Fuck perfection. It’s hands down the most misunderstood concept of our time.
As a child, I used to be prideful of my perfectionism; holding myself to the highest of standards against an ocean of other kids who probably spent their childhoods not being a competitive little jerk (ha!)
I had a close friend who remains as one of the most multi-talented people I know. She was innately talented at every single subject—she dominated the sciences and the arts (like wtf? That was rare; the more common talents were specialized to one area. Some children have it all. I was always mediocre at best in science, despite how much I loved it). At every end-of-year awards assembly, she’d win a cup for Most Excellent Pupil. She understood new ideas quickly and was able to absorb information faster than any of our classmates.
However, she was paralyzingly crippled by a need to create perfect work, to the extent of stunting herself in the process. Now, keep in mind that said work usually came in the form of a grade 5 self-portrait in rainbow chalk, or a grade 6 story about a fictional adventure. As real of an unhealthy mental process as this was, you gotta smile at the vision of a 9 year old furiously scratching her head and furrowing her brow at her schoolwork as if it were the final proof of a new amendment to some piece of legislation. She would take an eternity on everything; stressed out over the most minute of details. Often, she’d completely miss deadlines, resulting in failed classes.
“Just turn in what you already have!” I urged her. “It’s better than nothing, and what you have is so good already.”
“Whatever,” she rolled her eyes. “I’d rather fail than get an average grade on this unfinished crap.”
Um, fo’real girl?
“A good plan violently executed now is better than a perfect plan executed next week.” – George S. Patton
Fast forward to the present, where we’re all navigating our twenties as creatives.
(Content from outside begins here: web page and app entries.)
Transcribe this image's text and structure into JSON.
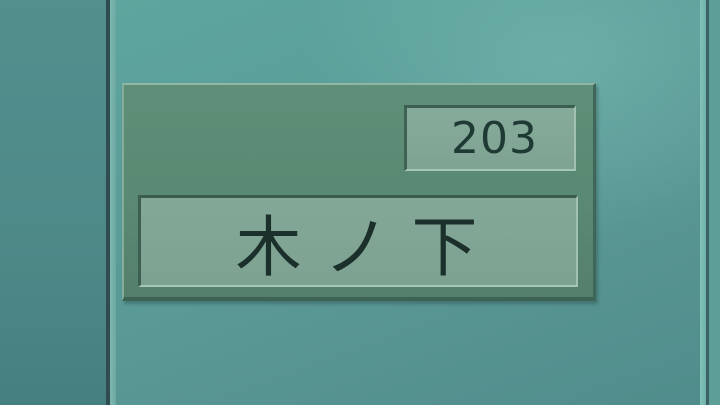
{
  "nameplate": {
    "room_number": "203",
    "resident_name": "木ノ下"
  },
  "colors": {
    "wall": "#5b9e99",
    "plate": "#5a8973",
    "window": "#80a594",
    "text": "#1f3a34"
  }
}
We’re practically swimming in the amount of perfectionism fetishizing that makes up the fabric of creative dogma. We hold ourselves to standards that are so high, they prevent us from taking any action at all. We even tell ourselves that it’s a good thing to chase perfection. Hey, we’re just seeking quality, after all.
As a result, few of us actually execute on our dreams. Too many ideas remain as just that: ideas. They remain fetus-like in our minds, unborn.
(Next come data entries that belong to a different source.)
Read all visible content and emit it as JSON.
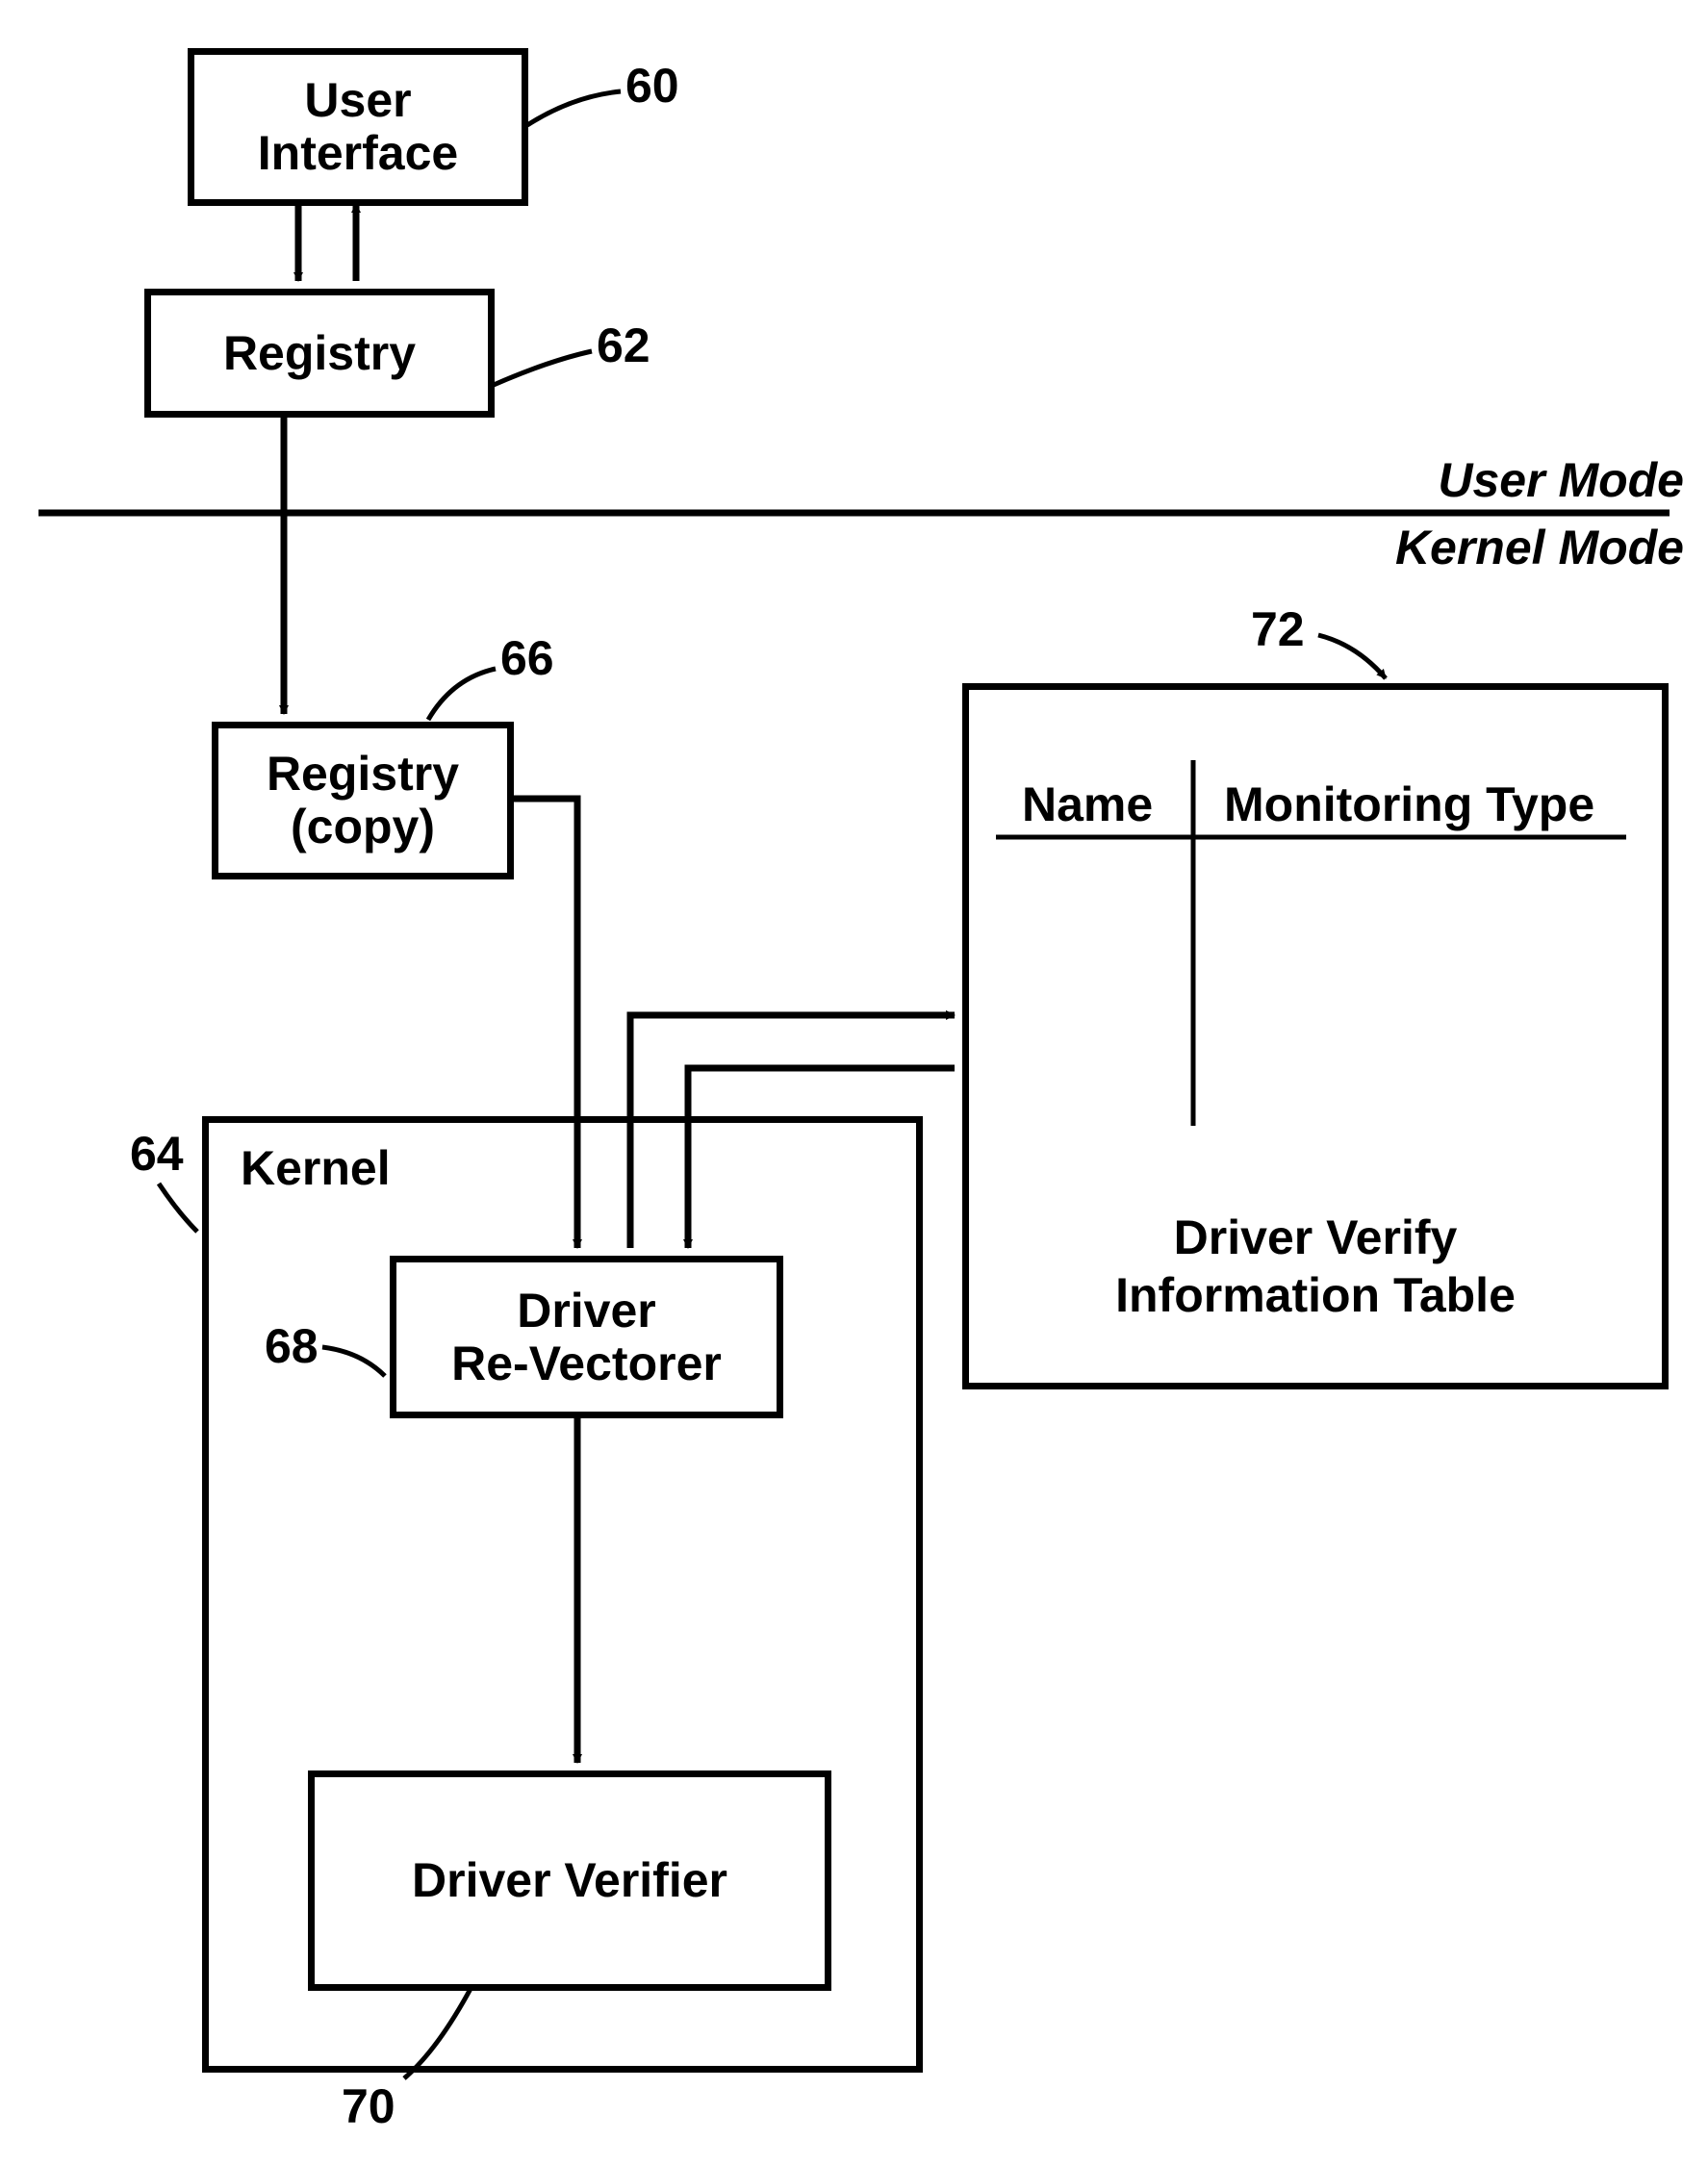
{
  "boxes": {
    "user_interface": "User\nInterface",
    "registry": "Registry",
    "registry_copy": "Registry\n(copy)",
    "kernel": "Kernel",
    "driver_revectorer": "Driver\nRe-Vectorer",
    "driver_verifier": "Driver Verifier"
  },
  "table": {
    "col1": "Name",
    "col2": "Monitoring Type",
    "caption_line1": "Driver Verify",
    "caption_line2": "Information Table"
  },
  "modes": {
    "user": "User Mode",
    "kernel": "Kernel Mode"
  },
  "refs": {
    "r60": "60",
    "r62": "62",
    "r64": "64",
    "r66": "66",
    "r68": "68",
    "r70": "70",
    "r72": "72"
  }
}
Can I be real with you for a moment? I’m really not that great of a writer, or photographer, or designer. It’s taken me many years to accept this fact, which may sound pathetic, but much of my childhood identity was based on being told I was good at this stuff.
Reveling in my mere above-averageness is freeing. It returns me to a time where I created just for the sake of it; for fun.
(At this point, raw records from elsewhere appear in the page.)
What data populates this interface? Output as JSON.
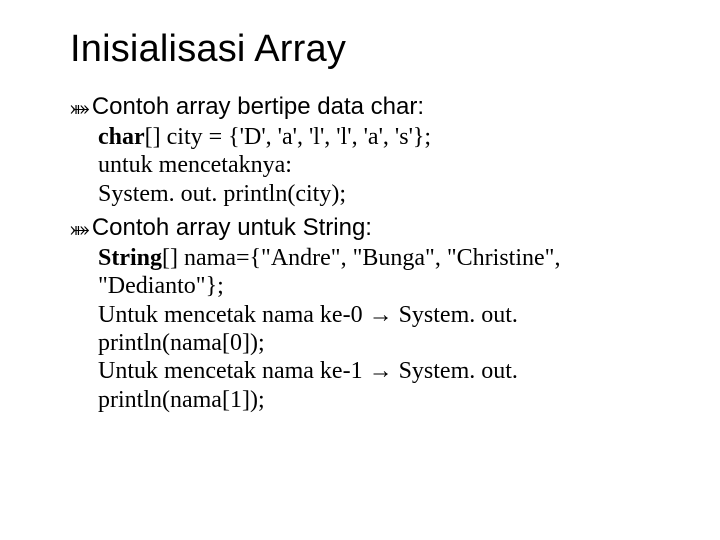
{
  "title": "Inisialisasi Array",
  "bullet1": "Contoh array bertipe data char:",
  "line1a_bold": "char",
  "line1a_rest": "[] city = {'D', 'a', 'l', 'l', 'a', 's'};",
  "line1b": "untuk mencetaknya:",
  "line1c": "System. out. println(city);",
  "bullet2": "Contoh array untuk String:",
  "line2a_bold": "String",
  "line2a_rest": "[] nama={\"Andre\", \"Bunga\", \"Christine\", \"Dedianto\"};",
  "line2b": "Untuk mencetak nama ke-0 → System. out. println(nama[0]);",
  "line2c": "Untuk mencetak nama ke-1 → System. out. println(nama[1]);"
}
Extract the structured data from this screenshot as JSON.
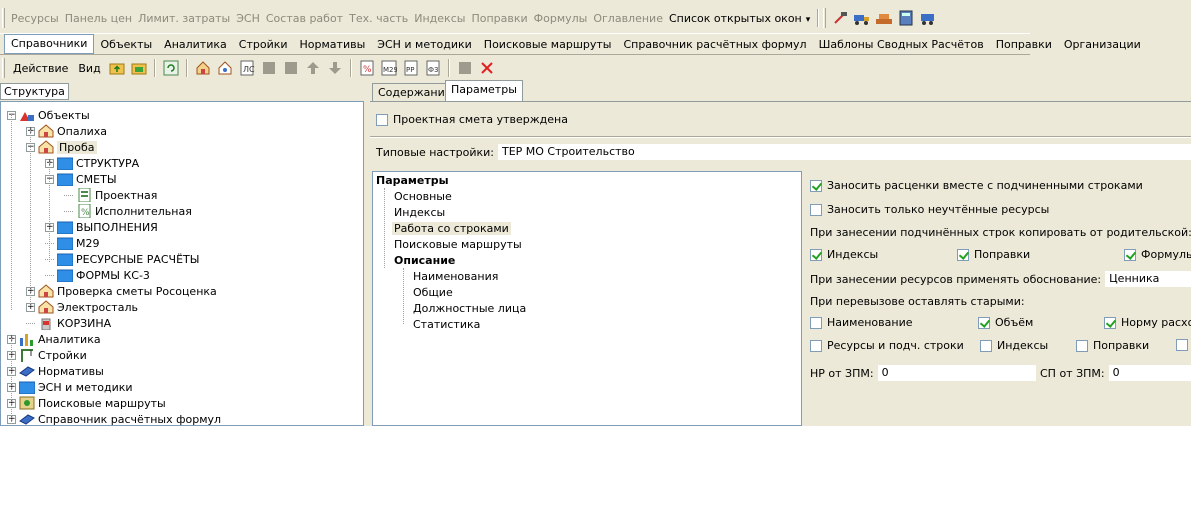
{
  "toolbar1": {
    "items": [
      "Ресурсы",
      "Панель цен",
      "Лимит. затраты",
      "ЭСН",
      "Состав работ",
      "Тех. часть",
      "Индексы",
      "Поправки",
      "Формулы",
      "Оглавление"
    ],
    "open_windows": "Список открытых окон"
  },
  "menu2": {
    "items": [
      "Справочники",
      "Объекты",
      "Аналитика",
      "Стройки",
      "Нормативы",
      "ЭСН и методики",
      "Поисковые маршруты",
      "Справочник расчётных формул",
      "Шаблоны Сводных Расчётов",
      "Поправки",
      "Организации"
    ]
  },
  "toolbar3": {
    "action": "Действие",
    "view": "Вид"
  },
  "left_tab": "Структура",
  "tree": [
    {
      "label": "Объекты",
      "level": 0,
      "exp": "-",
      "icon": "objects-icon"
    },
    {
      "label": "Опалиха",
      "level": 1,
      "exp": "+",
      "icon": "house-icon"
    },
    {
      "label": "Проба",
      "level": 1,
      "exp": "-",
      "icon": "house-icon",
      "selected": true
    },
    {
      "label": "СТРУКТУРА",
      "level": 2,
      "exp": "+",
      "icon": "folder-icon"
    },
    {
      "label": "СМЕТЫ",
      "level": 2,
      "exp": "-",
      "icon": "folder-icon"
    },
    {
      "label": "Проектная",
      "level": 3,
      "exp": "",
      "icon": "estimate-icon"
    },
    {
      "label": "Исполнительная",
      "level": 3,
      "exp": "",
      "icon": "estimate-exec-icon"
    },
    {
      "label": "ВЫПОЛНЕНИЯ",
      "level": 2,
      "exp": "+",
      "icon": "folder-icon"
    },
    {
      "label": "М29",
      "level": 2,
      "exp": "",
      "icon": "folder-icon"
    },
    {
      "label": "РЕСУРСНЫЕ РАСЧЁТЫ",
      "level": 2,
      "exp": "",
      "icon": "folder-icon"
    },
    {
      "label": "ФОРМЫ КС-3",
      "level": 2,
      "exp": "",
      "icon": "folder-icon"
    },
    {
      "label": "Проверка сметы Росоценка",
      "level": 1,
      "exp": "+",
      "icon": "house-icon"
    },
    {
      "label": "Электросталь",
      "level": 1,
      "exp": "+",
      "icon": "house-icon"
    },
    {
      "label": "КОРЗИНА",
      "level": 1,
      "exp": "",
      "icon": "trash-icon"
    },
    {
      "label": "Аналитика",
      "level": 0,
      "exp": "+",
      "icon": "chart-icon"
    },
    {
      "label": "Стройки",
      "level": 0,
      "exp": "+",
      "icon": "crane-icon"
    },
    {
      "label": "Нормативы",
      "level": 0,
      "exp": "+",
      "icon": "book-icon"
    },
    {
      "label": "ЭСН и методики",
      "level": 0,
      "exp": "+",
      "icon": "folder-icon"
    },
    {
      "label": "Поисковые маршруты",
      "level": 0,
      "exp": "+",
      "icon": "map-icon"
    },
    {
      "label": "Справочник расчётных формул",
      "level": 0,
      "exp": "+",
      "icon": "book-icon"
    }
  ],
  "tabs": {
    "content": "Содержание",
    "params": "Параметры"
  },
  "approved": {
    "label": "Проектная смета утверждена",
    "checked": false
  },
  "typical": {
    "label": "Типовые настройки:",
    "value": "ТЕР МО Строительство"
  },
  "ptree": {
    "root": "Параметры",
    "items": [
      "Основные",
      "Индексы",
      "Работа со строками",
      "Поисковые маршруты"
    ],
    "group": "Описание",
    "sub": [
      "Наименования",
      "Общие",
      "Должностные лица",
      "Статистика"
    ]
  },
  "rp": {
    "c1": {
      "label": "Заносить расценки вместе с подчиненными строками",
      "checked": true
    },
    "c2": {
      "label": "Заносить только неучтённые ресурсы",
      "checked": false
    },
    "copy_title": "При занесении подчинённых строк копировать от родительской:",
    "copy": [
      {
        "label": "Индексы",
        "checked": true
      },
      {
        "label": "Поправки",
        "checked": true
      },
      {
        "label": "Формулы",
        "checked": true
      }
    ],
    "basis_label": "При занесении ресурсов применять обоснование:",
    "basis_value": "Ценника",
    "keep_title": "При перевызове оставлять старыми:",
    "keep1": [
      {
        "label": "Наименование",
        "checked": false
      },
      {
        "label": "Объём",
        "checked": true
      },
      {
        "label": "Норму расхода",
        "checked": true
      }
    ],
    "keep2": [
      {
        "label": "Ресурсы и подч. строки",
        "checked": false
      },
      {
        "label": "Индексы",
        "checked": false
      },
      {
        "label": "Поправки",
        "checked": false
      },
      {
        "label": "",
        "checked": false
      }
    ],
    "hp_label": "НР от ЗПМ:",
    "hp_value": "0",
    "sp_label": "СП от ЗПМ:",
    "sp_value": "0"
  }
}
Can we please stop fetishizing perfectionism? Let’s fetishize consistency instead. Grit. Persistence. An ability to take in criticism. The typically unattractive, grey, yucky stuff. If you can show up—every single day—and put in work, even when you’re unmotivated, when you don’t feel like it, when you feel like shit: my admiration panties are dropping for you.
So what makes me okay with being not that great at present? Because I’ve shifted from a perfectionist mindset to a consistency mindset. Most people haven’t realized the necessity of mastery. Most people don’t intentionally practice a skill every single day. Most people don’t finish what they start. Even more people don’t even start.
I know I can, and will, outwork most people every single time, and in the long run, that’s what will guarantee me to be better.
“We must understand that the drive for perfectionism is a corrosive waste of time, because nothing is ever beyond criticism.” – Elizabeth Gilbert
We can’t control how the world will respond to our work, but we can control our response to theirs. In the 2% chance we’ll actually finish and release work we deem as perfect, the world will treat it the same: it’ll be criticized, analyzed, and most likely spat back out at you. (Laughing at how cynical this sounds, but I mean this in the most non-pessimistic way!) This is pretty much game over for the perfectionist’s fragile ego.
On the contrary, if you’re used to consistently producing work, your thicker skin is used to a critical response. It won’t rattle you to your very existential core because you know what comes with the territory. And you’ll be better off, every single time.
Here’s another confession: I’m only passionate about consistency because I’m naturally bad at it. My ENFP personality is unbelievably flighty, as psychology websites will describe. So don’t worry, we can struggle together.
I urge you to show up every single day for something you believe in and put in the work, even when it’s uncomfortable, and bleak, and shitty. Especially when it’s shitty.